Clinical Consequences
  • Overview
    • Progression to AIDS is often heralded by infection with a spectrum of organisms which do not normally colonize healthy individuals and are thus termed "Opportunistic Organisms". Although we do not highlight the organisms here, the susceptibility to infection of AIDS patients also extends to more run-of-the-mill microbes to which there is also significantly reduced immunity. In addition, individuals with AIDS display an increased incidence of certain neoplasms along with a unique constellation of CNS impairments.
  • Infection Susceptibility
  • Neoplasms
    • The increased neoplastic frequency in AIDS patients is likely multi-factorial. The etiology of many of the neoplasms appears to be due to oncogenic viruses and thus reduced cell-mediated immunity to viruses in AIDS patients likely contributes. However, it should be pointed out that cell-mediated immunity is in general important for tumor immunity, even to neoplasms which do not possess a viral etiology.
    • Kaposi Sarcoma: Associated with HHV-8 infection.
    • Lymphomas: The incidence of a variety of lymphomas are increased, especially Non-Hodgkin Lymphoma. Some are associated with Epstein-Barr Virus infection.
    • Cervical Cancers and Anal Cancer: Associated with Human Papilloma Virus Infection.
  • CNS Symptomology
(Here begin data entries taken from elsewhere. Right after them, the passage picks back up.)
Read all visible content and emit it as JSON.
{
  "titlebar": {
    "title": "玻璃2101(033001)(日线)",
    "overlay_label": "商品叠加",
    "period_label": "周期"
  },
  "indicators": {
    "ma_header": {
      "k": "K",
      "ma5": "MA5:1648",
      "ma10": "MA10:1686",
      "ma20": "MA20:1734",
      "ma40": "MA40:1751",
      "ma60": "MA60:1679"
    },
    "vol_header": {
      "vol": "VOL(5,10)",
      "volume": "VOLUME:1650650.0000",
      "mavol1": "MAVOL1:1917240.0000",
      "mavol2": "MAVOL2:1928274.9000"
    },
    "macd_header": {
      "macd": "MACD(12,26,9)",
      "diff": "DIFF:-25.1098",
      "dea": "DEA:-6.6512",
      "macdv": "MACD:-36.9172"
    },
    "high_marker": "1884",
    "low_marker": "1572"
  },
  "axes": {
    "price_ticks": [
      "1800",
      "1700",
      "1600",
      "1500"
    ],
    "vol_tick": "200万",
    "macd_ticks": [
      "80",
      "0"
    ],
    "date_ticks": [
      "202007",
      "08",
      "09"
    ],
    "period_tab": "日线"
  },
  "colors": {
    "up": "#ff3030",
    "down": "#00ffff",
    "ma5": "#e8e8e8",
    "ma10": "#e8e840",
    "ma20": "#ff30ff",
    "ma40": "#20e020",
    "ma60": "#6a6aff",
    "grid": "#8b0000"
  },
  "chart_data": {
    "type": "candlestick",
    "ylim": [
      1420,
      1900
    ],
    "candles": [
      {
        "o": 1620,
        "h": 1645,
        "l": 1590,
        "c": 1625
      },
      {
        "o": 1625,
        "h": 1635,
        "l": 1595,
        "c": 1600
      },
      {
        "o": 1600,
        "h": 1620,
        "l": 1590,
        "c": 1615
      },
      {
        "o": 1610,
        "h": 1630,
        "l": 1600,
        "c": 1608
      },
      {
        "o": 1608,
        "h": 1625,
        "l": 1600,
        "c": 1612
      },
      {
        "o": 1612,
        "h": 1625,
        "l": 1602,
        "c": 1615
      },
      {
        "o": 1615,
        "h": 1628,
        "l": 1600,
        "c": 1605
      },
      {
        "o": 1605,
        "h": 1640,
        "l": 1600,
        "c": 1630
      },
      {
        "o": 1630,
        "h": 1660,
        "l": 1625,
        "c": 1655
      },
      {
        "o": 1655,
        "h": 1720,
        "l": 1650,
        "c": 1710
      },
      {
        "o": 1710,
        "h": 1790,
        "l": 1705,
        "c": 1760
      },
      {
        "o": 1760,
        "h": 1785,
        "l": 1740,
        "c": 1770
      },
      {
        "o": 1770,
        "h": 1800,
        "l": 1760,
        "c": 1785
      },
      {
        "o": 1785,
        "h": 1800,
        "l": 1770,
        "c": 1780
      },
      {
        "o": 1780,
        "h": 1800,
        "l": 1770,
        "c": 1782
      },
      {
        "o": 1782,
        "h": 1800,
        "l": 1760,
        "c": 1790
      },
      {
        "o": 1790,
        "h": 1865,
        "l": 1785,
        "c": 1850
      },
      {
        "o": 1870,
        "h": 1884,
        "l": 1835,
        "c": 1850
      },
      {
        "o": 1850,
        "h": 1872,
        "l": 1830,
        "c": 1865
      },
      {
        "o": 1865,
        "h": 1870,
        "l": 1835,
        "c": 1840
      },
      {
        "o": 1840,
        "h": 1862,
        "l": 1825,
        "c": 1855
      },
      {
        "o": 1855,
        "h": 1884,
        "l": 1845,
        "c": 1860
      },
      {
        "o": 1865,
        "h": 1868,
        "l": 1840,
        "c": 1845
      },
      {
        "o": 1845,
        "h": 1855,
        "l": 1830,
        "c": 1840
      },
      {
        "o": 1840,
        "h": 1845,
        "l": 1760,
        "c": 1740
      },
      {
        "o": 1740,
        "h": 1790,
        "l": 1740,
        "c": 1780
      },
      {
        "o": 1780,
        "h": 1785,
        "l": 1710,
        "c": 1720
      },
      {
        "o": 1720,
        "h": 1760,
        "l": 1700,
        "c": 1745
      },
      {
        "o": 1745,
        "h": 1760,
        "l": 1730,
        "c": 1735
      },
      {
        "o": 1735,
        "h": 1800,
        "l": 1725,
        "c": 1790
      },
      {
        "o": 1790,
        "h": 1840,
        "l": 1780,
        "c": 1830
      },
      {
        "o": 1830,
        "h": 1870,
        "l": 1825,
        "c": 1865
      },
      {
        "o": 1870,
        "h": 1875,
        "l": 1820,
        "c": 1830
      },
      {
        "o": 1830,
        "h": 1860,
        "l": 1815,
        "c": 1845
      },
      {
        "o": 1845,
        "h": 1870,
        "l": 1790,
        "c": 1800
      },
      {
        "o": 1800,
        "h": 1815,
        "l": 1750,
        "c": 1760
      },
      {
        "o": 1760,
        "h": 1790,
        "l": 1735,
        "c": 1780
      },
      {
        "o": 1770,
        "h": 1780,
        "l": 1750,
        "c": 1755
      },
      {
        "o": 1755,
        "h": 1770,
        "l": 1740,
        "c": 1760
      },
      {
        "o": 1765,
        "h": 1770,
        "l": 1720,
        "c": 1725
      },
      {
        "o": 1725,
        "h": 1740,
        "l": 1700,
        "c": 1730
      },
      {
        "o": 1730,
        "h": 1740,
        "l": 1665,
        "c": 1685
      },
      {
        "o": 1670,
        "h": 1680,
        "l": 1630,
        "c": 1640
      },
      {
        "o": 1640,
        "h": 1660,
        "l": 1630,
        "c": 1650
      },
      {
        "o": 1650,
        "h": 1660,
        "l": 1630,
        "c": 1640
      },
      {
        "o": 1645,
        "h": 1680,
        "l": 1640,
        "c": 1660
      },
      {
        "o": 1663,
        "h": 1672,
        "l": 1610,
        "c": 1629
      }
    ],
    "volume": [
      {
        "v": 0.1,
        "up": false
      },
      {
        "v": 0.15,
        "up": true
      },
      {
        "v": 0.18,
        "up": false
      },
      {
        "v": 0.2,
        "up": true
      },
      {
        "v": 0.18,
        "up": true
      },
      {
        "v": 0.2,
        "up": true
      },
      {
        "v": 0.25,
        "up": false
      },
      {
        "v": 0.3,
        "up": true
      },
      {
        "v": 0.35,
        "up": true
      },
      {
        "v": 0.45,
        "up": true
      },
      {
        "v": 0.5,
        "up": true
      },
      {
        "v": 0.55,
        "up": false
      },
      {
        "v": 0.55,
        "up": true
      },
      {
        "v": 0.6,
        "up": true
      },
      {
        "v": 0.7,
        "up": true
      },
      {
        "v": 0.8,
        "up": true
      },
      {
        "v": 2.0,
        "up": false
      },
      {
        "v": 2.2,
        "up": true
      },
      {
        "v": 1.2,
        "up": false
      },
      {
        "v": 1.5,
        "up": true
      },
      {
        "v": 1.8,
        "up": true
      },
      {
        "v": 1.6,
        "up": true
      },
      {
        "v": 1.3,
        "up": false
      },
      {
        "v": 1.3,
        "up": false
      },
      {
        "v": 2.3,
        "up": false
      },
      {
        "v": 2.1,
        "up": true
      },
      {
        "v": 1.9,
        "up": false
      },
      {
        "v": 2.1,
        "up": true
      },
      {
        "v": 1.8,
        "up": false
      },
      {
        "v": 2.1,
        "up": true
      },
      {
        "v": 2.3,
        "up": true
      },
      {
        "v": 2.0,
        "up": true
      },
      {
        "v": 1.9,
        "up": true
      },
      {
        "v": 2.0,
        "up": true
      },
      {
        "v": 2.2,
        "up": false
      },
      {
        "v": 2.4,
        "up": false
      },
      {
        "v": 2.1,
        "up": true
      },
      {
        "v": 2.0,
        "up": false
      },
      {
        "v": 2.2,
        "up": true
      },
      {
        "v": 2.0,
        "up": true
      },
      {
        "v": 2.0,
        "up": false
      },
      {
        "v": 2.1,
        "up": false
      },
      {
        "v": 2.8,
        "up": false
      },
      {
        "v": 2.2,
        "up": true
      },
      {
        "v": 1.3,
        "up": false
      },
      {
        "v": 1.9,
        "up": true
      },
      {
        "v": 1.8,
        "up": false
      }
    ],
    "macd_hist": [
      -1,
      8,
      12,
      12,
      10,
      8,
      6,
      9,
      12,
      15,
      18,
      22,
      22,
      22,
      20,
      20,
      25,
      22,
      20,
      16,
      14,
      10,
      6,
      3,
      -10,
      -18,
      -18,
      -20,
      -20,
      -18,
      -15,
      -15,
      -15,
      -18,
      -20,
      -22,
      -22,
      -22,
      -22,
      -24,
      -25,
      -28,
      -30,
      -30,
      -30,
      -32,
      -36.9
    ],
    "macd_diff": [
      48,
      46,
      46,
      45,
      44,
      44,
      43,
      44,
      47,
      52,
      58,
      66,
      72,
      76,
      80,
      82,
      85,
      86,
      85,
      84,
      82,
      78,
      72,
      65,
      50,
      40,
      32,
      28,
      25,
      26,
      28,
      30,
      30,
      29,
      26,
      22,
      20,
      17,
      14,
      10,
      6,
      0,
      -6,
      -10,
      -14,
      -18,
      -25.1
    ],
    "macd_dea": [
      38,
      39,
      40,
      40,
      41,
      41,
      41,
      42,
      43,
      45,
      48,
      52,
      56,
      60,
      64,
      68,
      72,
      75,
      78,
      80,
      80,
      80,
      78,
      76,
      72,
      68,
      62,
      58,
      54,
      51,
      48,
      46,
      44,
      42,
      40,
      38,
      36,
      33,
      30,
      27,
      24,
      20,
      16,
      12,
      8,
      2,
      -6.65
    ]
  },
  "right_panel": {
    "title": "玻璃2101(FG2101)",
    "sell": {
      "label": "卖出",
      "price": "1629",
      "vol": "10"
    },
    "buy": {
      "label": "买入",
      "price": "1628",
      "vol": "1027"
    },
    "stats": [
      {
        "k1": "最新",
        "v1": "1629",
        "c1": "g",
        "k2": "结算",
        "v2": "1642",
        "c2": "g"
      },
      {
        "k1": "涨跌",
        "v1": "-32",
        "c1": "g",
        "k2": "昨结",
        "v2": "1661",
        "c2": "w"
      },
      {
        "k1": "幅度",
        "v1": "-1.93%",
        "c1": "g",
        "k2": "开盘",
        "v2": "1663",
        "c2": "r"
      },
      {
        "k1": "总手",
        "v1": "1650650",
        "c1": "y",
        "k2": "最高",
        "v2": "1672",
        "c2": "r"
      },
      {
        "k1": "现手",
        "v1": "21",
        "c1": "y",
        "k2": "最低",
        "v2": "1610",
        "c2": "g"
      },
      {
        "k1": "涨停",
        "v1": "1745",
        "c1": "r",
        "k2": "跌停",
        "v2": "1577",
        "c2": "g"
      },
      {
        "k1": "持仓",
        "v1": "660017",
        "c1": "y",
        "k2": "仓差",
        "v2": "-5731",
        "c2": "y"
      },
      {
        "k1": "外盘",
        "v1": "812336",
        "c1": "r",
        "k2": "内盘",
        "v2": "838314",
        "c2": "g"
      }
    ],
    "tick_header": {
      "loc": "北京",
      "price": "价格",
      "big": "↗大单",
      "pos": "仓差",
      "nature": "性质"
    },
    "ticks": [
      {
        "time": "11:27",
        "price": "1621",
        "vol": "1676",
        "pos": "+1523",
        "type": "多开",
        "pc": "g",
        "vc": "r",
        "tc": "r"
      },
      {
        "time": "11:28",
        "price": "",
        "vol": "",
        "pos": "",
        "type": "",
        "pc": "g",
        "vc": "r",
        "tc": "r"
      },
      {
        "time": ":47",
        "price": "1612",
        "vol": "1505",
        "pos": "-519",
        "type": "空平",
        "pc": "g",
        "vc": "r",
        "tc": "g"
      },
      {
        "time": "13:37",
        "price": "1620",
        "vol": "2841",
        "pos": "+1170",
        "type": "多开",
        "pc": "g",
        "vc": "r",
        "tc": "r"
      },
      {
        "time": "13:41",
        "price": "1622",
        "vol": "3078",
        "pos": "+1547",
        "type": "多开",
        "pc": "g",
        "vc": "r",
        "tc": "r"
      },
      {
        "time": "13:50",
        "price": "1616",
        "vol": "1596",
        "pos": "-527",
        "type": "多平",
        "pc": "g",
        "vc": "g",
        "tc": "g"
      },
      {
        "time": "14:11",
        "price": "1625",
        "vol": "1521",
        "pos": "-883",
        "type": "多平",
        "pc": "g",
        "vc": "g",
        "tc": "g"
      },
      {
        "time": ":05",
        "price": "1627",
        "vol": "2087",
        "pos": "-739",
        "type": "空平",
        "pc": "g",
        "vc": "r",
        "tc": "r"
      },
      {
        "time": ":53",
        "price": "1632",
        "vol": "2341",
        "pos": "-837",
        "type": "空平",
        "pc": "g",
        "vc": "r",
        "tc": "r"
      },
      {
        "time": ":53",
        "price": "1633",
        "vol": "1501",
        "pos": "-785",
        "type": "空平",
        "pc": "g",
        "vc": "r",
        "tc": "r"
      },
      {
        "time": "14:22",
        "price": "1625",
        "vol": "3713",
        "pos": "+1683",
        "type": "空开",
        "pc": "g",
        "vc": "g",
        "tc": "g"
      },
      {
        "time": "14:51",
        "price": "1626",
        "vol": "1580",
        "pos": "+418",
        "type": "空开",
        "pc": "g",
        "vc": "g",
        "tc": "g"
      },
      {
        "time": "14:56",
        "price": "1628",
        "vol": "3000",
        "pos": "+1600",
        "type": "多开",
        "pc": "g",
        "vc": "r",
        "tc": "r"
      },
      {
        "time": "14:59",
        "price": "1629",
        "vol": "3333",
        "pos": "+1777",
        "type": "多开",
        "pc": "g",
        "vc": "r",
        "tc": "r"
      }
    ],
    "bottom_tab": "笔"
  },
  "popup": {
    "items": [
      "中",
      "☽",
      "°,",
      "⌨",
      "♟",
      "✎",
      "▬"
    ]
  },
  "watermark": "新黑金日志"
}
    • Neurologic disease in AIDS can be due to direct damage of the HIV virus or due to secondary CNS infection with the microbes detailed above. Some form of neurologic impairment is seen in almost all AIDS patients and the syndrome associated with primary neurological damage by the HIV virus itself if known as "HIV Encephalopathy" or the "AIDS Dementia Complex". Among a constellation of symptoms, the neuropsychiatric syndrome includes aceptic meningitis associated with CSF pleocytosis along with progressive encephalopathy and peripheral neuropathy.